It’s an autumnal day at Manchester United’s training complex at the back end of 2017. A scrawny kid, just turned 16, is making his first start as a striker in England’s Under 18 Premier League. Just over an hour later, Mason Greenwood completes his hat-trick, and a special talent has well and truly arrived.
Ole Gunnar Solskjaer goes on to make him United’s youngest ever starter in the Premier League era and this week, Greenwood’s three brilliant goals cemented his place in one of the most exciting forward lines in the Premier League right now. Solskjaer called him “an exceptional finisher, a natural footballer who can go as far as he wants to”. Not bad for a boy who doesn’t turn 19 until October.
United have always been proud of their academy set up - and rightly so. Last December they celebrated the 4,000th consecutive game in which at least one youth graduate has been represented in the Reds’ matchday squad. But it’s fascinating that their renaissance of late is underpinned by youth. Playing left-back in Greenwood’s eye-catching game as a 16-year-old was Brandon Williams, who came on in the 3-0 thumping of Aston Villa on Thursday. Scott McTominay has had a break-through season. Marcus Rashford is still only 22. Seven of the starting 11 against Villa were under 25.
So how do you foster a culture where an 18-year-old forward can be a regular starter for the biggest club in the world? Neil Ryan, United’s U18s manager, says it has to come right from the very top.
“Ole has spoken a lot about his intention to play young players should they be worthy of an opportunity, and Mason and Brandon Williams have grabbed the chance with both hands,” he says. “That’s a culture the club has lived by since the Busby era, but Ole has been fantastic in terms of the faith he’s shown.
“We have a dialogue and a long-term development plan for each player, but with someone like Mason, from day one Ole was talking to me about him.
“Honestly, we didn’t think he would have such an immediate impact, but he’s been fantastic. We still do development work with him every day, though, he’s still learning.”
Goals, of course, are the most precious commodity in the game and as the last week has proved, Greenwood is a natural. Marcus Rashford’s meteoric rise as a teenager was very similar. But Ryan is keen to stress that though they might seem like overnight successes, years of work has gone into these players - and some might progress at different speeds.
“Some will be high flyers - Marcus got a chance and never looked back,” he says. “Others might go out on loan. Of course, a goalscorer will catch the eye, but as coaching staff, we’re very clear on what we want and how we analyse a defender, say. It’s at that point we’ll throw them into first team training to see how they handle it. Some will find it hard - but that’s not to say their time won’t come in the future.”
And that’s the delicate balance which United seem to have handled so well this season. McTominay took a long time to break through into the first team but it was finding the right moment where he could best impact games. For all the clamour to play Phil Foden more regularly at city neighbours Manchester City, maybe his emergence at the end of this season will prove to be the right decision.

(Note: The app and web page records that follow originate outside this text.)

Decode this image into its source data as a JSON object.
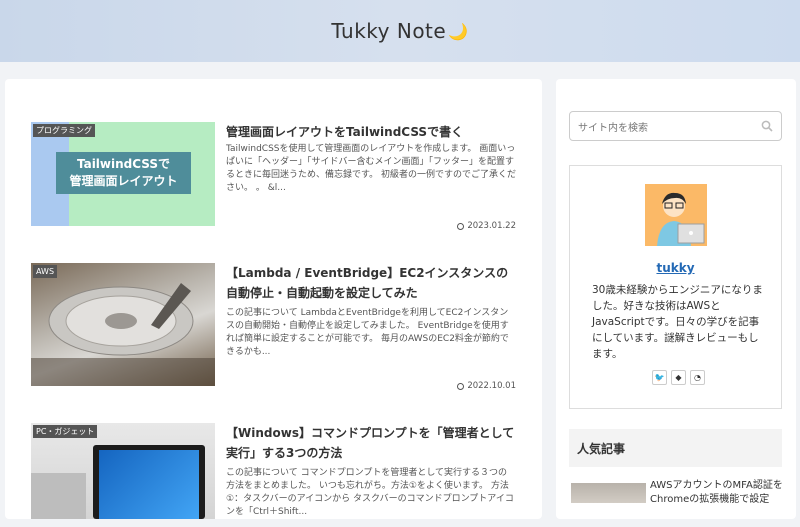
{
  "site": {
    "title": "Tukky Note",
    "moon_glyph": "🌙"
  },
  "entries": [
    {
      "category": "プログラミング",
      "title": "管理画面レイアウトをTailwindCSSで書く",
      "thumb_text": "TailwindCSSで\n管理画面レイアウト",
      "snippet": "TailwindCSSを使用して管理画面のレイアウトを作成します。 画面いっぱいに「ヘッダー」「サイドバー含むメイン画面」「フッター」を配置するときに毎回迷うため、備忘録です。 初級者の一例ですのでご了承ください。 。 &l...",
      "date": "2023.01.22"
    },
    {
      "category": "AWS",
      "title": "【Lambda / EventBridge】EC2インスタンスの自動停止・自動起動を設定してみた",
      "snippet": "この記事について LambdaとEventBridgeを利用してEC2インスタンスの自動開始・自動停止を設定してみました。 EventBridgeを使用すれば簡単に設定することが可能です。 毎月のAWSのEC2料金が節約できるかも...",
      "date": "2022.10.01"
    },
    {
      "category": "PC・ガジェット",
      "title": "【Windows】コマンドプロンプトを「管理者として実行」する3つの方法",
      "snippet": "この記事について コマンドプロンプトを管理者として実行する３つの方法をまとめました。 いつも忘れがち。方法①をよく使います。 方法①：タスクバーのアイコンから タスクバーのコマンドプロンプトアイコンを「Ctrl＋Shift..."
    }
  ],
  "sidebar": {
    "search_placeholder": "サイト内を検索",
    "profile": {
      "name": "tukky",
      "bio": "30歳未経験からエンジニアになりました。好きな技術はAWSとJavaScriptです。日々の学びを記事にしています。謎解きレビューもします。",
      "social": [
        "twitter-icon",
        "feedly-icon",
        "rss-icon"
      ]
    },
    "popular": {
      "heading": "人気記事",
      "first_item": "AWSアカウントのMFA認証をChromeの拡張機能で設定"
    }
  }
}
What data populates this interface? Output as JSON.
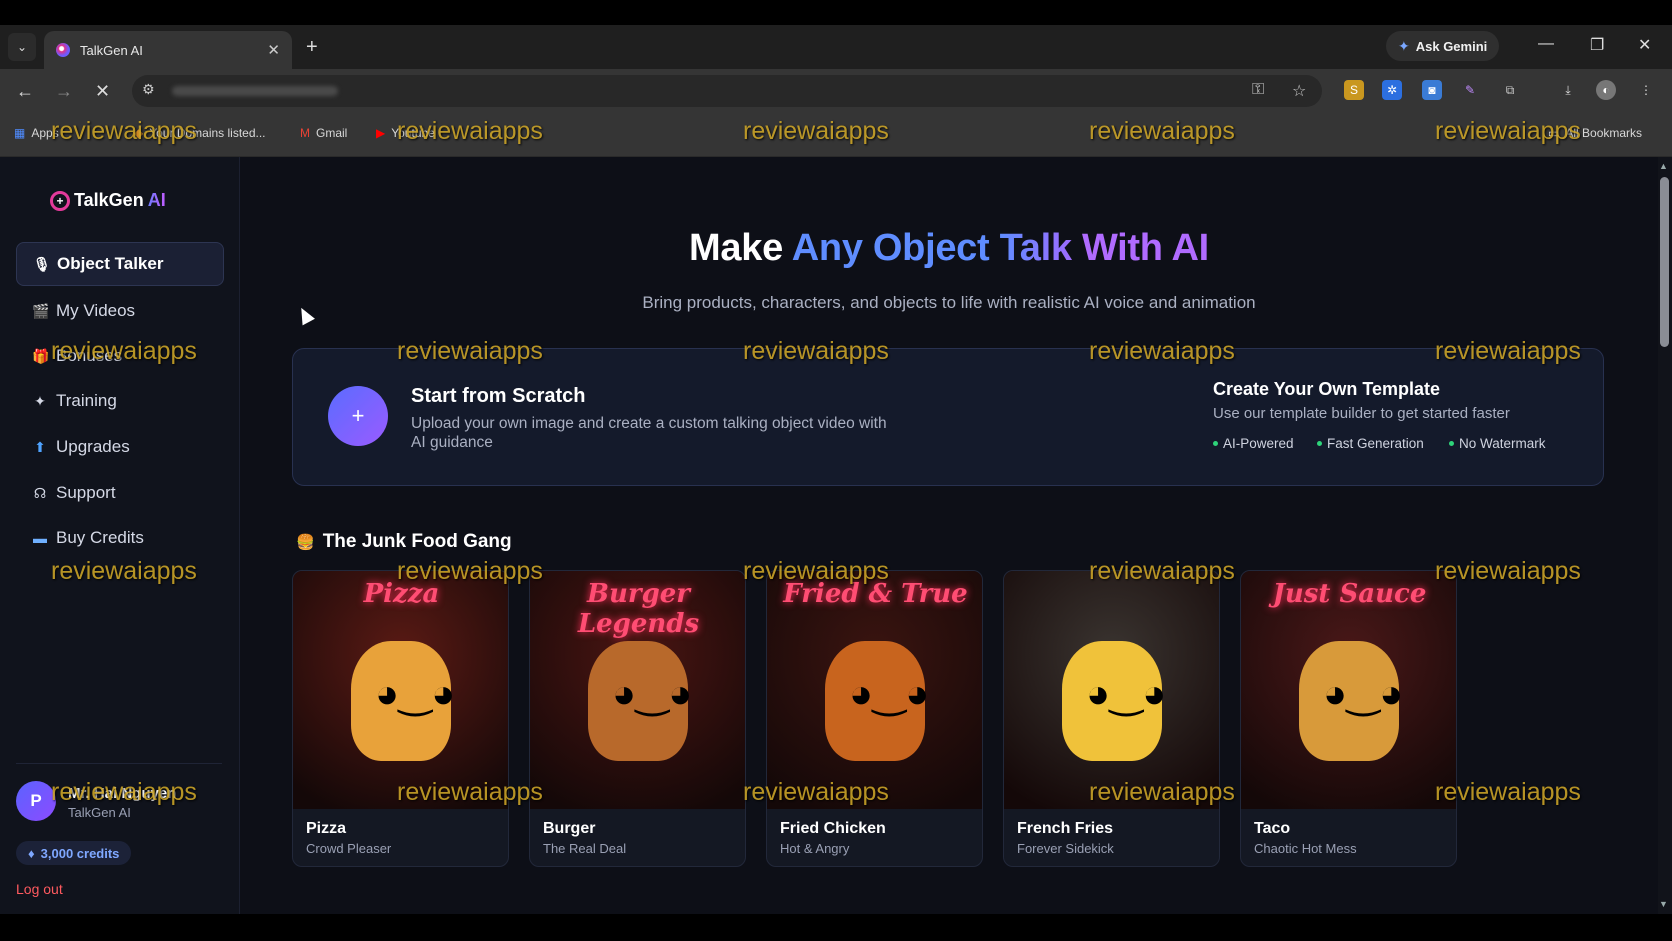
{
  "browser": {
    "tab_title": "TalkGen AI",
    "gemini_label": "Ask Gemini",
    "bookmarks": [
      "Apps",
      "Your Domains listed...",
      "Gmail",
      "Youtube",
      "All Bookmarks"
    ]
  },
  "sidebar": {
    "logo_text": "TalkGen",
    "logo_ai": "AI",
    "items": [
      {
        "label": "Object Talker",
        "icon": "microphone-icon"
      },
      {
        "label": "My Videos",
        "icon": "clapper-icon"
      },
      {
        "label": "Bonuses",
        "icon": "gift-icon"
      },
      {
        "label": "Training",
        "icon": "training-icon"
      },
      {
        "label": "Upgrades",
        "icon": "upgrade-icon"
      },
      {
        "label": "Support",
        "icon": "headset-icon"
      },
      {
        "label": "Buy Credits",
        "icon": "card-icon"
      }
    ],
    "profile": {
      "initial": "P",
      "name": "Mr. Hai Nguyen",
      "subtitle": "TalkGen AI",
      "credits": "3,000 credits",
      "logout": "Log out"
    }
  },
  "hero": {
    "title_make": "Make",
    "title_any_object": "Any Object",
    "title_talk": "Talk",
    "title_with_ai": "With AI",
    "subtitle": "Bring products, characters, and objects to life with realistic AI voice and animation"
  },
  "scratch": {
    "plus": "+",
    "title": "Start from Scratch",
    "description": "Upload your own image and create a custom talking object video with AI guidance",
    "template_title": "Create Your Own Template",
    "template_desc": "Use our template builder to get started faster",
    "features": [
      "AI-Powered",
      "Fast Generation",
      "No Watermark"
    ]
  },
  "gallery": {
    "section_title": "The Junk Food Gang",
    "cards": [
      {
        "name": "Pizza",
        "subtitle": "Crowd Pleaser",
        "sign": "Pizza",
        "bg": "#5a1a14",
        "char": "#e8a23a"
      },
      {
        "name": "Burger",
        "subtitle": "The Real Deal",
        "sign": "Burger Legends",
        "bg": "#4a1512",
        "char": "#b8692b"
      },
      {
        "name": "Fried Chicken",
        "subtitle": "Hot & Angry",
        "sign": "Fried & True",
        "bg": "#3a1410",
        "char": "#c8641e"
      },
      {
        "name": "French Fries",
        "subtitle": "Forever Sidekick",
        "sign": "",
        "bg": "#3a3430",
        "char": "#f0c23a"
      },
      {
        "name": "Taco",
        "subtitle": "Chaotic Hot Mess",
        "sign": "Just Sauce",
        "bg": "#4a1818",
        "char": "#d89a3a"
      }
    ]
  },
  "watermark": "reviewaiapps"
}
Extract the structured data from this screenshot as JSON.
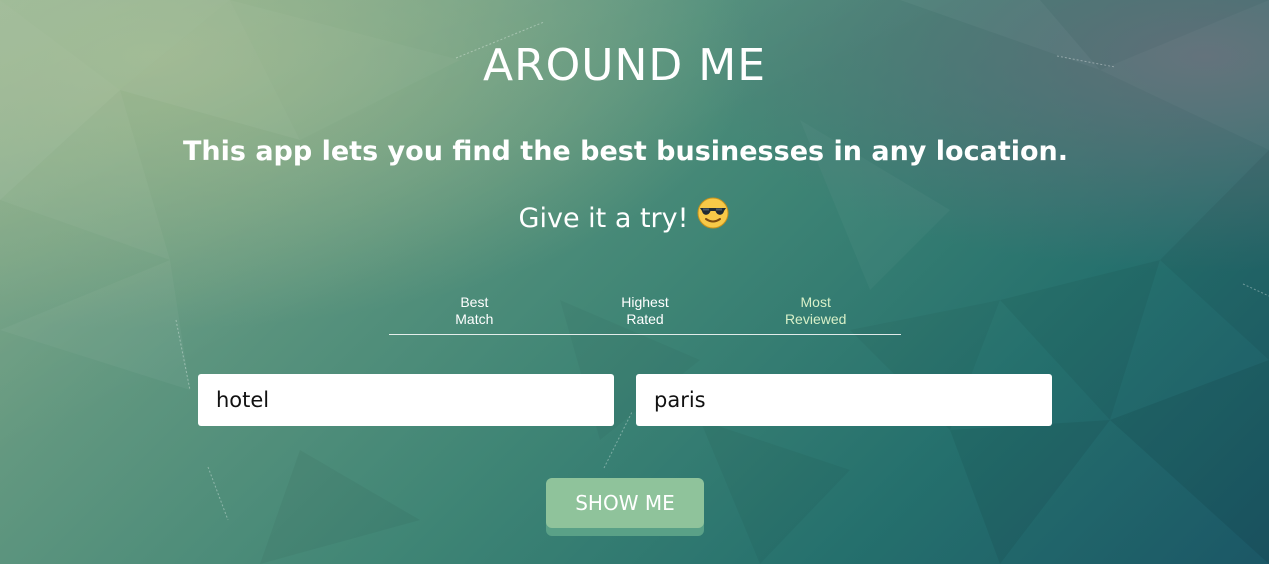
{
  "header": {
    "title": "AROUND ME",
    "subtitle": "This app lets you find the best businesses in any location.",
    "cta_text": "Give it a try!",
    "cta_emoji": "sunglasses-emoji-icon"
  },
  "sort_tabs": [
    {
      "line1": "Best",
      "line2": "Match",
      "active": false
    },
    {
      "line1": "Highest",
      "line2": "Rated",
      "active": false
    },
    {
      "line1": "Most",
      "line2": "Reviewed",
      "active": true
    }
  ],
  "search": {
    "term_value": "hotel",
    "location_value": "paris"
  },
  "submit_label": "SHOW ME",
  "colors": {
    "button": "#8fc39b",
    "button_shadow": "#5aa187",
    "active_tab": "#d8f0c8",
    "text": "#ffffff"
  }
}
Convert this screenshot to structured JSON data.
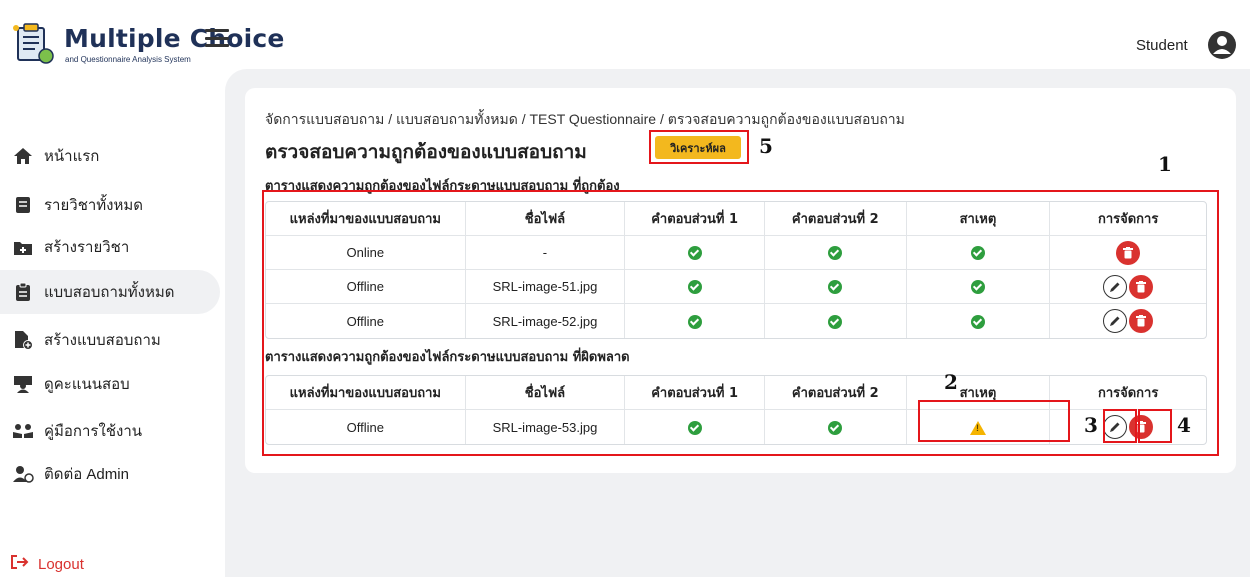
{
  "header": {
    "brand_title": "Multiple Choice",
    "brand_subtitle": "and Questionnaire Analysis System",
    "user_name": "Student"
  },
  "sidebar": {
    "items": [
      {
        "label": "หน้าแรก",
        "icon": "home-icon"
      },
      {
        "label": "รายวิชาทั้งหมด",
        "icon": "book-icon"
      },
      {
        "label": "สร้างรายวิชา",
        "icon": "add-folder-icon"
      },
      {
        "label": "แบบสอบถามทั้งหมด",
        "icon": "clipboard-icon",
        "active": true
      },
      {
        "label": "สร้างแบบสอบถาม",
        "icon": "add-file-icon"
      },
      {
        "label": "ดูคะแนนสอบ",
        "icon": "teacher-icon"
      },
      {
        "label": "คู่มือการใช้งาน",
        "icon": "reading-icon"
      },
      {
        "label": "ติดต่อ Admin",
        "icon": "contact-icon"
      }
    ],
    "logout_label": "Logout"
  },
  "main": {
    "breadcrumb": "จัดการแบบสอบถาม / แบบสอบถามทั้งหมด / TEST Questionnaire / ตรวจสอบความถูกต้องของแบบสอบถาม",
    "page_title": "ตรวจสอบความถูกต้องของแบบสอบถาม",
    "analyze_button": "วิเคราะห์ผล",
    "correct_section_title": "ตารางแสดงความถูกต้องของไฟล์กระดาษแบบสอบถาม ที่ถูกต้อง",
    "error_section_title": "ตารางแสดงความถูกต้องของไฟล์กระดาษแบบสอบถาม ที่ผิดพลาด",
    "columns": [
      "แหล่งที่มาของแบบสอบถาม",
      "ชื่อไฟล์",
      "คำตอบส่วนที่ 1",
      "คำตอบส่วนที่ 2",
      "สาเหตุ",
      "การจัดการ"
    ],
    "correct_rows": [
      {
        "source": "Online",
        "file": "-",
        "part1": "check",
        "part2": "check",
        "cause": "check",
        "actions": [
          "delete"
        ]
      },
      {
        "source": "Offline",
        "file": "SRL-image-51.jpg",
        "part1": "check",
        "part2": "check",
        "cause": "check",
        "actions": [
          "edit",
          "delete"
        ]
      },
      {
        "source": "Offline",
        "file": "SRL-image-52.jpg",
        "part1": "check",
        "part2": "check",
        "cause": "check",
        "actions": [
          "edit",
          "delete"
        ]
      }
    ],
    "error_rows": [
      {
        "source": "Offline",
        "file": "SRL-image-53.jpg",
        "part1": "check",
        "part2": "check",
        "cause": "warning",
        "actions": [
          "edit",
          "delete"
        ]
      }
    ]
  },
  "annotations": [
    "1",
    "2",
    "3",
    "4",
    "5"
  ],
  "colors": {
    "brand": "#1f3158",
    "accent_button": "#f3b81e",
    "check": "#2e9e3e",
    "delete": "#d9322f",
    "warning": "#f5b400",
    "annotation": "#e4161b"
  }
}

“Mason and Brandon have been outstanding so far, but the battle now is to stay there,” says Ryan. “You want to be sure that it’s not all about a decent debut but a long career. And you know, for some of the players we develop, that might not be at Manchester United. That’s fine too - our duty is to help them fulfil their potential and how far that takes them isn’t always set in stone.”
Ryan admits they draw on the examples of Rashford or Paul Pogba all the time, but it takes a lot more than high-flying talent alone to make it. Which means the likes of McTominay and Williams are equally as inspiring to his next crop of U18s - “the carrot we dangle to everyone we develop or sign at a young age”.
And when Mason Greenwood smashed in his spectacular goals this week, Ryan admits it felt great.
“It’s amazing to see any of the boys I’ve worked do so well. I get to see them at their most special really, when they’re so in love with the game, ready to take on the world and express themselves. And when they do something outstanding for the first team, well, you’ve known them for years, you know their families and that journey is so rewarding.”
But it never ends. You wouldn’t expect him to name names at this stage, but the moment Mason Greenwood had progressed to the first team, Ryan was busy finding the next player on the production line.
“Actually, success like Mason’s energises you to find the next Greenwood, Rashford, McTominay, Williams, and get back to work to making that happen. And the way we look at it at Manchester United, everyone has the potential to play for the first team.
“It’s up to us to guide their particular pathway, to put them in the right environment to succeed.”
At Manchester United, that environment feels very healthy right now.